The problem: How many lines of the records hold the string "source"? Reply with the number alone.

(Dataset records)
⁂

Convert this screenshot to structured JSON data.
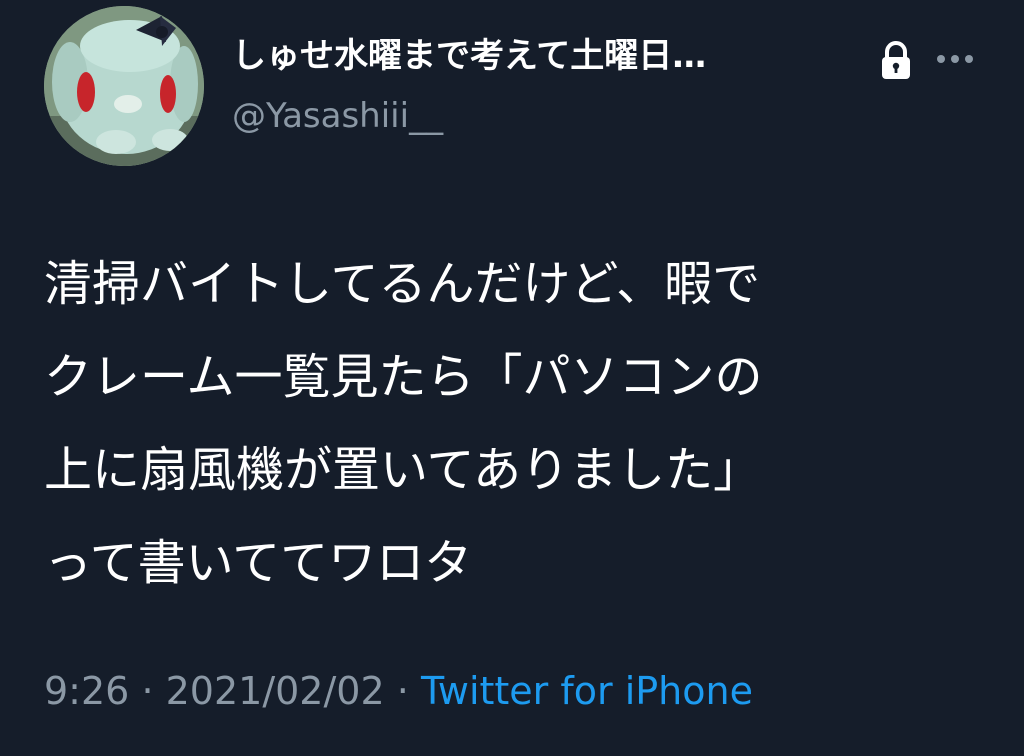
{
  "tweet": {
    "author": {
      "display_name": "しゅせ水曜まで考えて土曜日…",
      "handle": "@Yasashiii__",
      "avatar_icon": "plush-toy-avatar",
      "protected_icon": "lock-icon"
    },
    "more_icon": "more-horizontal-icon",
    "text_lines": [
      "清掃バイトしてるんだけど、暇で",
      "クレーム一覧見たら「パソコンの",
      "上に扇風機が置いてありました」",
      "って書いててワロタ"
    ],
    "time": "9:26",
    "separator": "·",
    "date": "2021/02/02",
    "source": "Twitter for iPhone"
  },
  "colors": {
    "background": "#151d2a",
    "text": "#ffffff",
    "secondary_text": "#8b98a5",
    "link": "#1d9bf0"
  }
}
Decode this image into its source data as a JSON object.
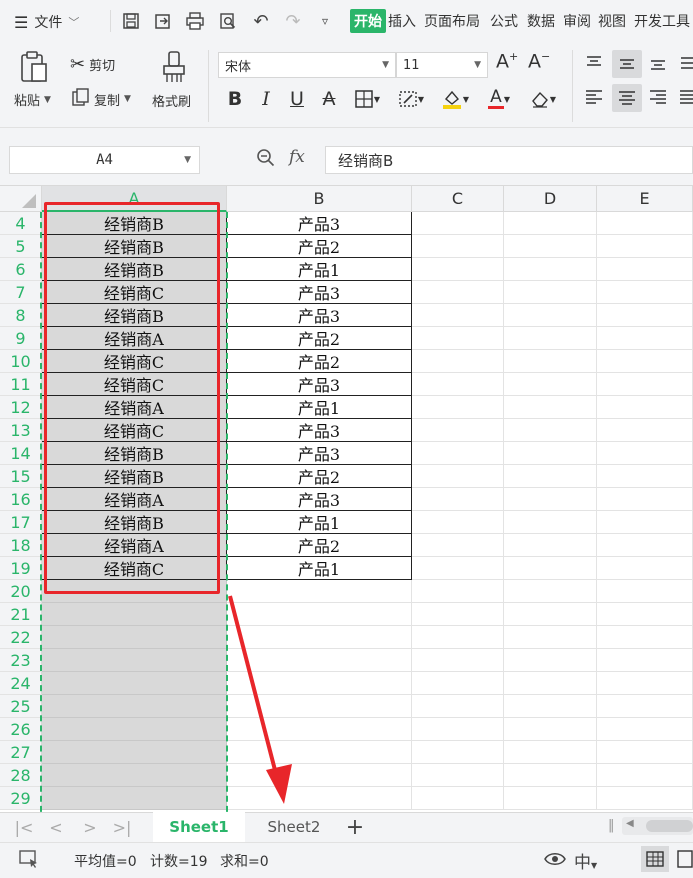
{
  "menu": {
    "file_label": "文件",
    "tabs": [
      "开始",
      "插入",
      "页面布局",
      "公式",
      "数据",
      "审阅",
      "视图",
      "开发工具"
    ]
  },
  "ribbon": {
    "paste": "粘贴",
    "cut": "剪切",
    "copy": "复制",
    "format_painter": "格式刷",
    "font_name": "宋体",
    "font_size": "11"
  },
  "formula_bar": {
    "name_box": "A4",
    "fx": "fx",
    "content": "经销商B"
  },
  "grid": {
    "columns": [
      "A",
      "B",
      "C",
      "D",
      "E"
    ],
    "data_rows": [
      {
        "row": "4",
        "a": "经销商B",
        "b": "产品3"
      },
      {
        "row": "5",
        "a": "经销商B",
        "b": "产品2"
      },
      {
        "row": "6",
        "a": "经销商B",
        "b": "产品1"
      },
      {
        "row": "7",
        "a": "经销商C",
        "b": "产品3"
      },
      {
        "row": "8",
        "a": "经销商B",
        "b": "产品3"
      },
      {
        "row": "9",
        "a": "经销商A",
        "b": "产品2"
      },
      {
        "row": "10",
        "a": "经销商C",
        "b": "产品2"
      },
      {
        "row": "11",
        "a": "经销商C",
        "b": "产品3"
      },
      {
        "row": "12",
        "a": "经销商A",
        "b": "产品1"
      },
      {
        "row": "13",
        "a": "经销商C",
        "b": "产品3"
      },
      {
        "row": "14",
        "a": "经销商B",
        "b": "产品3"
      },
      {
        "row": "15",
        "a": "经销商B",
        "b": "产品2"
      },
      {
        "row": "16",
        "a": "经销商A",
        "b": "产品3"
      },
      {
        "row": "17",
        "a": "经销商B",
        "b": "产品1"
      },
      {
        "row": "18",
        "a": "经销商A",
        "b": "产品2"
      },
      {
        "row": "19",
        "a": "经销商C",
        "b": "产品1"
      }
    ],
    "empty_rows": [
      "20",
      "21",
      "22",
      "23",
      "24",
      "25",
      "26",
      "27",
      "28",
      "29"
    ]
  },
  "sheets": {
    "tabs": [
      "Sheet1",
      "Sheet2"
    ],
    "active": "Sheet1",
    "add": "+"
  },
  "status": {
    "average": "平均值=0",
    "count": "计数=19",
    "sum": "求和=0"
  },
  "colors": {
    "accent_green": "#2ab56a",
    "annotation_red": "#e8262a",
    "selection_gray": "#d9d9d9"
  }
}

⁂

Task answer: 2